#### [The input]

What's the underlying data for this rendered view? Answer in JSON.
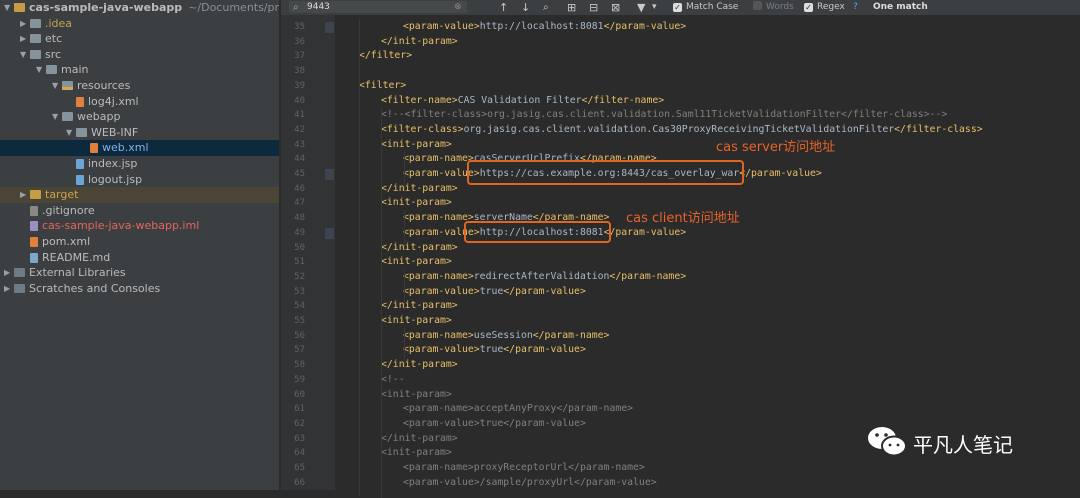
{
  "project_tree": {
    "items": [
      {
        "label": "cas-sample-java-webapp",
        "suffix": "~/Documents/projec",
        "kind": "folder-gold",
        "arrow": "▼"
      },
      {
        "label": ".idea",
        "kind": "folder",
        "arrow": "▶",
        "color": "gold"
      },
      {
        "label": "etc",
        "kind": "folder",
        "arrow": "▶"
      },
      {
        "label": "src",
        "kind": "folder",
        "arrow": "▼"
      },
      {
        "label": "main",
        "kind": "folder",
        "arrow": "▼"
      },
      {
        "label": "resources",
        "kind": "folder-res",
        "arrow": "▼"
      },
      {
        "label": "log4j.xml",
        "kind": "xml"
      },
      {
        "label": "webapp",
        "kind": "folder",
        "arrow": "▼"
      },
      {
        "label": "WEB-INF",
        "kind": "folder",
        "arrow": "▼"
      },
      {
        "label": "web.xml",
        "kind": "xml",
        "selected": true,
        "color": "blue"
      },
      {
        "label": "index.jsp",
        "kind": "jsp"
      },
      {
        "label": "logout.jsp",
        "kind": "jsp"
      },
      {
        "label": "target",
        "kind": "folder-gold",
        "arrow": "▶",
        "color": "gold",
        "highlight": true
      },
      {
        "label": ".gitignore",
        "kind": "git"
      },
      {
        "label": "cas-sample-java-webapp.iml",
        "kind": "iml",
        "color": "red"
      },
      {
        "label": "pom.xml",
        "kind": "pom"
      },
      {
        "label": "README.md",
        "kind": "md"
      },
      {
        "label": "External Libraries",
        "kind": "lib",
        "arrow": "▶"
      },
      {
        "label": "Scratches and Consoles",
        "kind": "lib",
        "arrow": "▶"
      }
    ]
  },
  "search": {
    "query": "9443",
    "match_case_label": "Match Case",
    "match_case_checked": true,
    "words_label": "Words",
    "words_checked": false,
    "regex_label": "Regex",
    "regex_checked": true,
    "help_label": "?",
    "result_label": "One match"
  },
  "editor": {
    "lines": [
      {
        "num": "35",
        "indent": 3,
        "parts": [
          [
            "t",
            "<param-value>"
          ],
          [
            "v",
            "http://localhost:8081"
          ],
          [
            "t",
            "</param-value>"
          ]
        ]
      },
      {
        "num": "36",
        "indent": 2,
        "parts": [
          [
            "t",
            "</init-param>"
          ]
        ]
      },
      {
        "num": "37",
        "indent": 1,
        "parts": [
          [
            "t",
            "</filter>"
          ]
        ]
      },
      {
        "num": "38",
        "indent": 0,
        "parts": []
      },
      {
        "num": "39",
        "indent": 1,
        "parts": [
          [
            "t",
            "<filter>"
          ]
        ]
      },
      {
        "num": "40",
        "indent": 2,
        "parts": [
          [
            "t",
            "<filter-name>"
          ],
          [
            "v",
            "CAS Validation Filter"
          ],
          [
            "t",
            "</filter-name>"
          ]
        ]
      },
      {
        "num": "41",
        "indent": 2,
        "parts": [
          [
            "c",
            "<!--<filter-class>org.jasig.cas.client.validation.Saml11TicketValidationFilter</filter-class>-->"
          ]
        ]
      },
      {
        "num": "42",
        "indent": 2,
        "parts": [
          [
            "t",
            "<filter-class>"
          ],
          [
            "v",
            "org.jasig.cas.client.validation.Cas30ProxyReceivingTicketValidationFilter"
          ],
          [
            "t",
            "</filter-class>"
          ]
        ]
      },
      {
        "num": "43",
        "indent": 2,
        "parts": [
          [
            "t",
            "<init-param>"
          ]
        ]
      },
      {
        "num": "44",
        "indent": 3,
        "parts": [
          [
            "t",
            "<param-name>"
          ],
          [
            "v",
            "casServerUrlPrefix"
          ],
          [
            "t",
            "</param-name>"
          ]
        ]
      },
      {
        "num": "45",
        "indent": 3,
        "parts": [
          [
            "t",
            "<param-value>"
          ],
          [
            "v",
            "https://cas.example.org:8443/cas_overlay_war"
          ],
          [
            "t",
            "</param-value>"
          ]
        ]
      },
      {
        "num": "46",
        "indent": 2,
        "parts": [
          [
            "t",
            "</init-param>"
          ]
        ]
      },
      {
        "num": "47",
        "indent": 2,
        "parts": [
          [
            "t",
            "<init-param>"
          ]
        ]
      },
      {
        "num": "48",
        "indent": 3,
        "parts": [
          [
            "t",
            "<param-name>"
          ],
          [
            "v",
            "serverName"
          ],
          [
            "t",
            "</param-name>"
          ]
        ]
      },
      {
        "num": "49",
        "indent": 3,
        "parts": [
          [
            "t",
            "<param-value>"
          ],
          [
            "v",
            "http://localhost:8081"
          ],
          [
            "t",
            "</param-value>"
          ]
        ]
      },
      {
        "num": "50",
        "indent": 2,
        "parts": [
          [
            "t",
            "</init-param>"
          ]
        ]
      },
      {
        "num": "51",
        "indent": 2,
        "parts": [
          [
            "t",
            "<init-param>"
          ]
        ]
      },
      {
        "num": "52",
        "indent": 3,
        "parts": [
          [
            "t",
            "<param-name>"
          ],
          [
            "v",
            "redirectAfterValidation"
          ],
          [
            "t",
            "</param-name>"
          ]
        ]
      },
      {
        "num": "53",
        "indent": 3,
        "parts": [
          [
            "t",
            "<param-value>"
          ],
          [
            "v",
            "true"
          ],
          [
            "t",
            "</param-value>"
          ]
        ]
      },
      {
        "num": "54",
        "indent": 2,
        "parts": [
          [
            "t",
            "</init-param>"
          ]
        ]
      },
      {
        "num": "55",
        "indent": 2,
        "parts": [
          [
            "t",
            "<init-param>"
          ]
        ]
      },
      {
        "num": "56",
        "indent": 3,
        "parts": [
          [
            "t",
            "<param-name>"
          ],
          [
            "v",
            "useSession"
          ],
          [
            "t",
            "</param-name>"
          ]
        ]
      },
      {
        "num": "57",
        "indent": 3,
        "parts": [
          [
            "t",
            "<param-value>"
          ],
          [
            "v",
            "true"
          ],
          [
            "t",
            "</param-value>"
          ]
        ]
      },
      {
        "num": "58",
        "indent": 2,
        "parts": [
          [
            "t",
            "</init-param>"
          ]
        ]
      },
      {
        "num": "59",
        "indent": 2,
        "parts": [
          [
            "c",
            "<!--"
          ]
        ]
      },
      {
        "num": "60",
        "indent": 2,
        "parts": [
          [
            "c",
            "<init-param>"
          ]
        ]
      },
      {
        "num": "61",
        "indent": 3,
        "parts": [
          [
            "c",
            "<param-name>acceptAnyProxy</param-name>"
          ]
        ]
      },
      {
        "num": "62",
        "indent": 3,
        "parts": [
          [
            "c",
            "<param-value>true</param-value>"
          ]
        ]
      },
      {
        "num": "63",
        "indent": 2,
        "parts": [
          [
            "c",
            "</init-param>"
          ]
        ]
      },
      {
        "num": "64",
        "indent": 2,
        "parts": [
          [
            "c",
            "<init-param>"
          ]
        ]
      },
      {
        "num": "65",
        "indent": 3,
        "parts": [
          [
            "c",
            "<param-name>proxyReceptorUrl</param-name>"
          ]
        ]
      },
      {
        "num": "66",
        "indent": 3,
        "parts": [
          [
            "c",
            "<param-value>/sample/proxyUrl</param-value>"
          ]
        ]
      }
    ]
  },
  "annotations": {
    "server_label": "cas server访问地址",
    "client_label": "cas client访问地址"
  },
  "watermark": {
    "text": "平凡人笔记"
  }
}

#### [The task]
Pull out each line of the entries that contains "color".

#### [Answer for this exercise]
        "color": "gold"
        "color": "blue"
        "color": "gold",
        "color": "red"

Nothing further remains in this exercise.